The town was unable to reach an agreement with all parties, and as it publicly has stated in the past, “went to court to bring out the facts, clarify, and protect the interest of the public in the Point Park.”
In April, 2010, Ontario Superior Court judge Justice J.F. McCartney granted the town’s motion that the Point Park continue as before—in the possession of the town—pending the outcome of the case which finally will decide the matter of who has the rights to the park.
With the “Point two-chain” case, the town’s point-of-view is that when Canada wanted Ontario to agree to a reserve at the Point, it described this reserve as including the land where the park is now.
It came with the added condition that “two chains in depth along the shore of Rainy Lake and bank of Rainy River . . . be reserved for roads, right-of-way to lumbermen, booms, wharves, and other public purposes.”
In the Ontario-Minnesota case of 1924, the court considered this wording and decided the two-chain strip of land was not included in any reserve.
Under the Municipal Act, all roads within town boundaries generally are owned and maintained by the town.
Since the description of the then-proposed reserve states that the two-chain is reserved for a road, and the fact the old road to the mill on Couchiching used to run along the shore, the town has remained firm that it owns the two-chain, just like any other road or road allowance in town limits.
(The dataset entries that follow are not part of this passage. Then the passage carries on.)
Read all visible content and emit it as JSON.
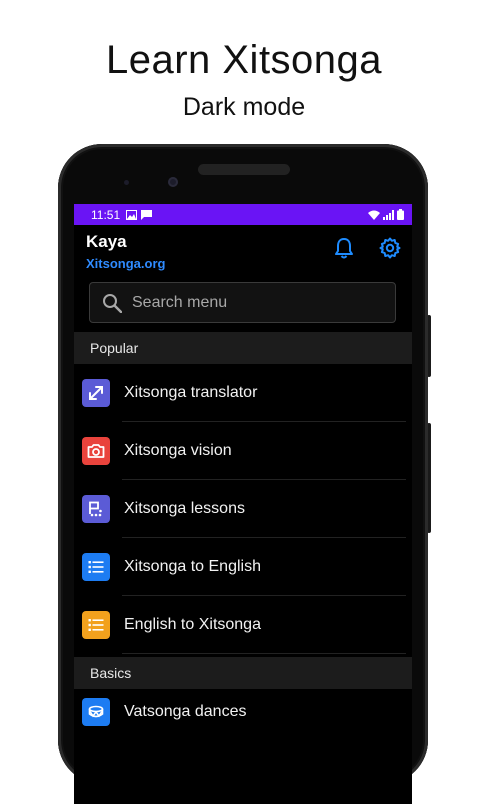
{
  "promo": {
    "title": "Learn Xitsonga",
    "subtitle": "Dark mode"
  },
  "status_bar": {
    "time": "11:51"
  },
  "header": {
    "app_name": "Kaya",
    "site": "Xitsonga.org",
    "icons": [
      "bell-icon",
      "gear-icon"
    ]
  },
  "search": {
    "placeholder": "Search menu",
    "icon": "search-icon"
  },
  "sections": [
    {
      "label": "Popular",
      "items": [
        {
          "label": "Xitsonga translator",
          "icon": "translate-arrows-icon",
          "color": "#5b5bd6"
        },
        {
          "label": "Xitsonga vision",
          "icon": "camera-icon",
          "color": "#e9433c"
        },
        {
          "label": "Xitsonga lessons",
          "icon": "lessons-icon",
          "color": "#5b5bd6"
        },
        {
          "label": "Xitsonga to English",
          "icon": "list-icon",
          "color": "#1d7cf2"
        },
        {
          "label": "English to Xitsonga",
          "icon": "list-icon",
          "color": "#f2a11d"
        }
      ]
    },
    {
      "label": "Basics",
      "items": [
        {
          "label": "Vatsonga dances",
          "icon": "drum-icon",
          "color": "#1d7cf2"
        }
      ]
    }
  ],
  "colors": {
    "status_bar": "#6a14f5",
    "accent": "#2f8bff",
    "background": "#000000"
  }
}
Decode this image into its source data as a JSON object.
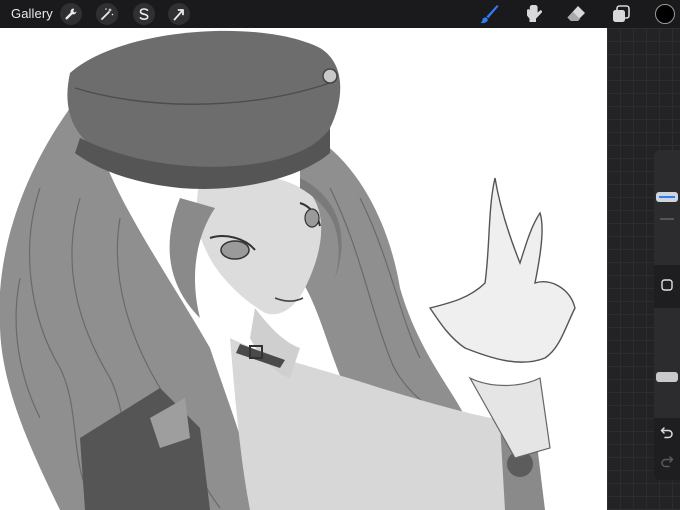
{
  "toolbar": {
    "gallery_label": "Gallery",
    "left_tools": [
      {
        "icon": "wrench-icon",
        "name": "actions"
      },
      {
        "icon": "magic-wand-icon",
        "name": "adjustments"
      },
      {
        "icon": "selection-s-icon",
        "name": "selection"
      },
      {
        "icon": "transform-arrow-icon",
        "name": "transform"
      }
    ],
    "right_tools": [
      {
        "icon": "brush-icon",
        "name": "paint",
        "active": true
      },
      {
        "icon": "smudge-icon",
        "name": "smudge",
        "active": false
      },
      {
        "icon": "eraser-icon",
        "name": "eraser",
        "active": false
      },
      {
        "icon": "layers-icon",
        "name": "layers",
        "active": false
      }
    ],
    "current_color": "#000000",
    "active_tool_color": "#2e7cf6"
  },
  "sidebar": {
    "brush_size_level": 0.6,
    "opacity_level": 0.35,
    "modify_icon": "square-icon",
    "undo_icon": "undo-arrow-icon",
    "redo_icon": "redo-arrow-icon"
  }
}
In 1998, however, the four First Nations issued a claim in Superior Court contending that the Ontario-Minnesota case was wrongly decided as far as the two-chain is concerned and should be overturned.
One of several arguments put forth was that Canada, which prosecuted the case on behalf of the First Nations, failed to bring before the court at trial the relevant evidence concerning the Point two-chain, and so the 1874 agreement between the plaintiffs and the Crown concerning the location of the Agency reserve was wrongly construed.
Another key argument was that the boundary of the Agency reserve goes down to the water’s edge, and that the Point two-chain is not an exception but a reservation within the reserve which simply created easements for certain public purposes.
But last week, Justice Fregeau dismissed the plaintiffs’ claims, finding that: “The two-chain allowance adjacent to the Agency One Reserve was land surrendered to the Crown by the Ojibway in 1873 pursuant to the terms of Treaty #3.”
“I have found that this land did not form part of the Agency One Reserve when that reserve was set aside and surveyed in 1874/1875,” he wrote.
“I have also found that it was not intended that the two-chain allowance be included in the Agency One Reserve,” Justice Fregeau added.
The “two-chain” hearing was held last Feb. 19-March 28 at the Fort Frances Courthouse.